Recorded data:
——
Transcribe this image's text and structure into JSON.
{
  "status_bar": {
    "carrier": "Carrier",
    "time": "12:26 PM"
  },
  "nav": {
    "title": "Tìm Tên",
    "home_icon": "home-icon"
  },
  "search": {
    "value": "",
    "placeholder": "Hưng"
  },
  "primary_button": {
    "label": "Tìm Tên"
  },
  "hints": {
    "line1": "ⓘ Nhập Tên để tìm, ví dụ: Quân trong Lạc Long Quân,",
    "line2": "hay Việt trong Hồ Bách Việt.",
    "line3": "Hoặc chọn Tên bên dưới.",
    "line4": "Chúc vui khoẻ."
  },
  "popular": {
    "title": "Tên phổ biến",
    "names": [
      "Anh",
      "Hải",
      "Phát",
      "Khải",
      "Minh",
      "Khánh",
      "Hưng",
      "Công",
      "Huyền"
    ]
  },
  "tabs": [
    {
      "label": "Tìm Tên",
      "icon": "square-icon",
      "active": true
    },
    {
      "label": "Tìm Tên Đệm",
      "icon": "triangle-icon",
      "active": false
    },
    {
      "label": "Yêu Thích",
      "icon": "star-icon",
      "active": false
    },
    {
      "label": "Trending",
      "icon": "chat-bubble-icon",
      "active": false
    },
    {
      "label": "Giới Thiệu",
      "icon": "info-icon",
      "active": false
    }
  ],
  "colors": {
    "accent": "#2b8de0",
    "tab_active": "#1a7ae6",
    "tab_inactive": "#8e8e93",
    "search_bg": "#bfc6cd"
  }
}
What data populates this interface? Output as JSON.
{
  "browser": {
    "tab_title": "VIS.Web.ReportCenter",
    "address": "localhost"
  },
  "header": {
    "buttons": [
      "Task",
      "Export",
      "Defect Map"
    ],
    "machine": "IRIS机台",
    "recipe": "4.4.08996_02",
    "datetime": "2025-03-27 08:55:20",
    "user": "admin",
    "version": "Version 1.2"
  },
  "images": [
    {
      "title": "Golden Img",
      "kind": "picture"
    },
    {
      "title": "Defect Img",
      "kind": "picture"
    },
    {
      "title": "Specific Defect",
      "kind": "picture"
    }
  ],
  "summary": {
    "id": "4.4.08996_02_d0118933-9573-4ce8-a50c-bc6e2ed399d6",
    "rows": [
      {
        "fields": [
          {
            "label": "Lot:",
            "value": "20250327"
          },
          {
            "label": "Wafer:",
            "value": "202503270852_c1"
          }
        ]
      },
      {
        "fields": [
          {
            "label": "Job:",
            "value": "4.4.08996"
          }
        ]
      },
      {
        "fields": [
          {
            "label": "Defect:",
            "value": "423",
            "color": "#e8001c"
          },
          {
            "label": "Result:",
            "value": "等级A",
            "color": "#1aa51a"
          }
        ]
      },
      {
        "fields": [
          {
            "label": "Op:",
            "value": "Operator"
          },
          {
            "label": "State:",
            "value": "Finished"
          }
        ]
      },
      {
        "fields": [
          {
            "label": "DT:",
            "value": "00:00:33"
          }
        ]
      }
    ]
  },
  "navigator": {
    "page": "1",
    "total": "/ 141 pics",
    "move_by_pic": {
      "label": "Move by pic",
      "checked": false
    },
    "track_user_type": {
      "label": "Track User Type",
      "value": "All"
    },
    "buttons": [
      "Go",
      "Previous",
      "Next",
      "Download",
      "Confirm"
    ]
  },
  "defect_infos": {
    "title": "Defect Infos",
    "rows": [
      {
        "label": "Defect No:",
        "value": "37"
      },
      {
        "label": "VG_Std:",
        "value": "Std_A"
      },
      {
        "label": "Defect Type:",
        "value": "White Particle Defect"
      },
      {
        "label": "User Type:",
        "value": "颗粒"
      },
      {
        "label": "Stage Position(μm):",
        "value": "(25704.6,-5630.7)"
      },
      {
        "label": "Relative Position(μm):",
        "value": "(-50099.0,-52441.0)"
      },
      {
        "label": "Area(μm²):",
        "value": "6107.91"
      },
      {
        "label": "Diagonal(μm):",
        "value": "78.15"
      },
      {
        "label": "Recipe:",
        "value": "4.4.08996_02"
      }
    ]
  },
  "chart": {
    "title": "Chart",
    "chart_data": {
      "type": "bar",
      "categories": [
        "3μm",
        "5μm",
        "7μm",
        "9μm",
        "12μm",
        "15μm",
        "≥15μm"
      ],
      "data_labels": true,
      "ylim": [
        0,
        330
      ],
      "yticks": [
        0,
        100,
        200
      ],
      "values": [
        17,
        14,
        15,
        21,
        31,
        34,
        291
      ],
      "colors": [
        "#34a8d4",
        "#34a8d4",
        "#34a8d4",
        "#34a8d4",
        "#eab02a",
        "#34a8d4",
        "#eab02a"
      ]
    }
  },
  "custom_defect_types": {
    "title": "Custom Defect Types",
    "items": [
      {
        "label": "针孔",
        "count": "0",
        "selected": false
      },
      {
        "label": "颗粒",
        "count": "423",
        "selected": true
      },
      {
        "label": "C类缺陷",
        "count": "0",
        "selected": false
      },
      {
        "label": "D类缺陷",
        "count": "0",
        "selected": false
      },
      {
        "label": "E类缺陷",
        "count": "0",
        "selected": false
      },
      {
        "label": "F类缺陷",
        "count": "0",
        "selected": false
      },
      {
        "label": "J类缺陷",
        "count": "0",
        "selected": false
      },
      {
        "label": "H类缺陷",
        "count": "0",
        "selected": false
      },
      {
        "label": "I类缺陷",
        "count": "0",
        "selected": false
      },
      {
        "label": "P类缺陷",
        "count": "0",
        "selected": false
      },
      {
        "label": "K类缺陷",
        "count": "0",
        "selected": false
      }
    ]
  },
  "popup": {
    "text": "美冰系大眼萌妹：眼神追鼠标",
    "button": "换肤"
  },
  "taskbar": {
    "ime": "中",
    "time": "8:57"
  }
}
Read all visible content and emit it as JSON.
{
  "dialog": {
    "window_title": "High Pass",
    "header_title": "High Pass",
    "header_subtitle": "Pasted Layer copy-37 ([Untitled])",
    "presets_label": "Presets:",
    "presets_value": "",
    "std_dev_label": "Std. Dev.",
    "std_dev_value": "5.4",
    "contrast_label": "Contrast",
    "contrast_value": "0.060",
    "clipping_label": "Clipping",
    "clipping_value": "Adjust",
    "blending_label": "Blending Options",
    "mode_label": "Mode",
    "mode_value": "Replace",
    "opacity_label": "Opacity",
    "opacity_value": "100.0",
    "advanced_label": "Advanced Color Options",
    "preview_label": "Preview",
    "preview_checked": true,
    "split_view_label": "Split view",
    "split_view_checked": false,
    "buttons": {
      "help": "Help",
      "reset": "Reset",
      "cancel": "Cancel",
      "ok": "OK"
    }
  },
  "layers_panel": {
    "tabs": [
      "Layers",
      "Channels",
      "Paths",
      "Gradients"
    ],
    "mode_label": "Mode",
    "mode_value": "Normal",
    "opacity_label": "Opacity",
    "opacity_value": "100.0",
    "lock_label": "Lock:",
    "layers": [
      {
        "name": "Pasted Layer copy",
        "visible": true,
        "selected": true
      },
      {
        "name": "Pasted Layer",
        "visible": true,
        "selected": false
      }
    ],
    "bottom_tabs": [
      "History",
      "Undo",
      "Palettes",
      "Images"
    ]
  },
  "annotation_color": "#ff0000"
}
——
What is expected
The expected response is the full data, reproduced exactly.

Answer for the task
Transcribe this image's text and structure into JSON.
{
  "status_bar": {
    "carrier": "Carrier",
    "time": "12:26 PM"
  },
  "nav": {
    "title": "Tìm Tên",
    "home_icon": "home-icon"
  },
  "search": {
    "value": "",
    "placeholder": "Hưng"
  },
  "primary_button": {
    "label": "Tìm Tên"
  },
  "hints": {
    "line1": "ⓘ Nhập Tên để tìm, ví dụ: Quân trong Lạc Long Quân,",
    "line2": "hay Việt trong Hồ Bách Việt.",
    "line3": "Hoặc chọn Tên bên dưới.",
    "line4": "Chúc vui khoẻ."
  },
  "popular": {
    "title": "Tên phổ biến",
    "names": [
      "Anh",
      "Hải",
      "Phát",
      "Khải",
      "Minh",
      "Khánh",
      "Hưng",
      "Công",
      "Huyền"
    ]
  },
  "tabs": [
    {
      "label": "Tìm Tên",
      "icon": "square-icon",
      "active": true
    },
    {
      "label": "Tìm Tên Đệm",
      "icon": "triangle-icon",
      "active": false
    },
    {
      "label": "Yêu Thích",
      "icon": "star-icon",
      "active": false
    },
    {
      "label": "Trending",
      "icon": "chat-bubble-icon",
      "active": false
    },
    {
      "label": "Giới Thiệu",
      "icon": "info-icon",
      "active": false
    }
  ],
  "colors": {
    "accent": "#2b8de0",
    "tab_active": "#1a7ae6",
    "tab_inactive": "#8e8e93",
    "search_bg": "#bfc6cd"
  }
}
What data populates this interface? Output as JSON.
{
  "browser": {
    "tab_title": "VIS.Web.ReportCenter",
    "address": "localhost"
  },
  "header": {
    "buttons": [
      "Task",
      "Export",
      "Defect Map"
    ],
    "machine": "IRIS机台",
    "recipe": "4.4.08996_02",
    "datetime": "2025-03-27 08:55:20",
    "user": "admin",
    "version": "Version 1.2"
  },
  "images": [
    {
      "title": "Golden Img",
      "kind": "picture"
    },
    {
      "title": "Defect Img",
      "kind": "picture"
    },
    {
      "title": "Specific Defect",
      "kind": "picture"
    }
  ],
  "summary": {
    "id": "4.4.08996_02_d0118933-9573-4ce8-a50c-bc6e2ed399d6",
    "rows": [
      {
        "fields": [
          {
            "label": "Lot:",
            "value": "20250327"
          },
          {
            "label": "Wafer:",
            "value": "202503270852_c1"
          }
        ]
      },
      {
        "fields": [
          {
            "label": "Job:",
            "value": "4.4.08996"
          }
        ]
      },
      {
        "fields": [
          {
            "label": "Defect:",
            "value": "423",
            "color": "#e8001c"
          },
          {
            "label": "Result:",
            "value": "等级A",
            "color": "#1aa51a"
          }
        ]
      },
      {
        "fields": [
          {
            "label": "Op:",
            "value": "Operator"
          },
          {
            "label": "State:",
            "value": "Finished"
          }
        ]
      },
      {
        "fields": [
          {
            "label": "DT:",
            "value": "00:00:33"
          }
        ]
      }
    ]
  },
  "navigator": {
    "page": "1",
    "total": "/ 141 pics",
    "move_by_pic": {
      "label": "Move by pic",
      "checked": false
    },
    "track_user_type": {
      "label": "Track User Type",
      "value": "All"
    },
    "buttons": [
      "Go",
      "Previous",
      "Next",
      "Download",
      "Confirm"
    ]
  },
  "defect_infos": {
    "title": "Defect Infos",
    "rows": [
      {
        "label": "Defect No:",
        "value": "37"
      },
      {
        "label": "VG_Std:",
        "value": "Std_A"
      },
      {
        "label": "Defect Type:",
        "value": "White Particle Defect"
      },
      {
        "label": "User Type:",
        "value": "颗粒"
      },
      {
        "label": "Stage Position(μm):",
        "value": "(25704.6,-5630.7)"
      },
      {
        "label": "Relative Position(μm):",
        "value": "(-50099.0,-52441.0)"
      },
      {
        "label": "Area(μm²):",
        "value": "6107.91"
      },
      {
        "label": "Diagonal(μm):",
        "value": "78.15"
      },
      {
        "label": "Recipe:",
        "value": "4.4.08996_02"
      }
    ]
  },
  "chart": {
    "title": "Chart",
    "chart_data": {
      "type": "bar",
      "categories": [
        "3μm",
        "5μm",
        "7μm",
        "9μm",
        "12μm",
        "15μm",
        "≥15μm"
      ],
      "data_labels": true,
      "ylim": [
        0,
        330
      ],
      "yticks": [
        0,
        100,
        200
      ],
      "values": [
        17,
        14,
        15,
        21,
        31,
        34,
        291
      ],
      "colors": [
        "#34a8d4",
        "#34a8d4",
        "#34a8d4",
        "#34a8d4",
        "#eab02a",
        "#34a8d4",
        "#eab02a"
      ]
    }
  },
  "custom_defect_types": {
    "title": "Custom Defect Types",
    "items": [
      {
        "label": "针孔",
        "count": "0",
        "selected": false
      },
      {
        "label": "颗粒",
        "count": "423",
        "selected": true
      },
      {
        "label": "C类缺陷",
        "count": "0",
        "selected": false
      },
      {
        "label": "D类缺陷",
        "count": "0",
        "selected": false
      },
      {
        "label": "E类缺陷",
        "count": "0",
        "selected": false
      },
      {
        "label": "F类缺陷",
        "count": "0",
        "selected": false
      },
      {
        "label": "J类缺陷",
        "count": "0",
        "selected": false
      },
      {
        "label": "H类缺陷",
        "count": "0",
        "selected": false
      },
      {
        "label": "I类缺陷",
        "count": "0",
        "selected": false
      },
      {
        "label": "P类缺陷",
        "count": "0",
        "selected": false
      },
      {
        "label": "K类缺陷",
        "count": "0",
        "selected": false
      }
    ]
  },
  "popup": {
    "text": "美冰系大眼萌妹：眼神追鼠标",
    "button": "换肤"
  },
  "taskbar": {
    "ime": "中",
    "time": "8:57"
  }
}
Read all visible content and emit it as JSON.
{
  "dialog": {
    "window_title": "High Pass",
    "header_title": "High Pass",
    "header_subtitle": "Pasted Layer copy-37 ([Untitled])",
    "presets_label": "Presets:",
    "presets_value": "",
    "std_dev_label": "Std. Dev.",
    "std_dev_value": "5.4",
    "contrast_label": "Contrast",
    "contrast_value": "0.060",
    "clipping_label": "Clipping",
    "clipping_value": "Adjust",
    "blending_label": "Blending Options",
    "mode_label": "Mode",
    "mode_value": "Replace",
    "opacity_label": "Opacity",
    "opacity_value": "100.0",
    "advanced_label": "Advanced Color Options",
    "preview_label": "Preview",
    "preview_checked": true,
    "split_view_label": "Split view",
    "split_view_checked": false,
    "buttons": {
      "help": "Help",
      "reset": "Reset",
      "cancel": "Cancel",
      "ok": "OK"
    }
  },
  "layers_panel": {
    "tabs": [
      "Layers",
      "Channels",
      "Paths",
      "Gradients"
    ],
    "mode_label": "Mode",
    "mode_value": "Normal",
    "opacity_label": "Opacity",
    "opacity_value": "100.0",
    "lock_label": "Lock:",
    "layers": [
      {
        "name": "Pasted Layer copy",
        "visible": true,
        "selected": true
      },
      {
        "name": "Pasted Layer",
        "visible": true,
        "selected": false
      }
    ],
    "bottom_tabs": [
      "History",
      "Undo",
      "Palettes",
      "Images"
    ]
  },
  "annotation_color": "#ff0000"
}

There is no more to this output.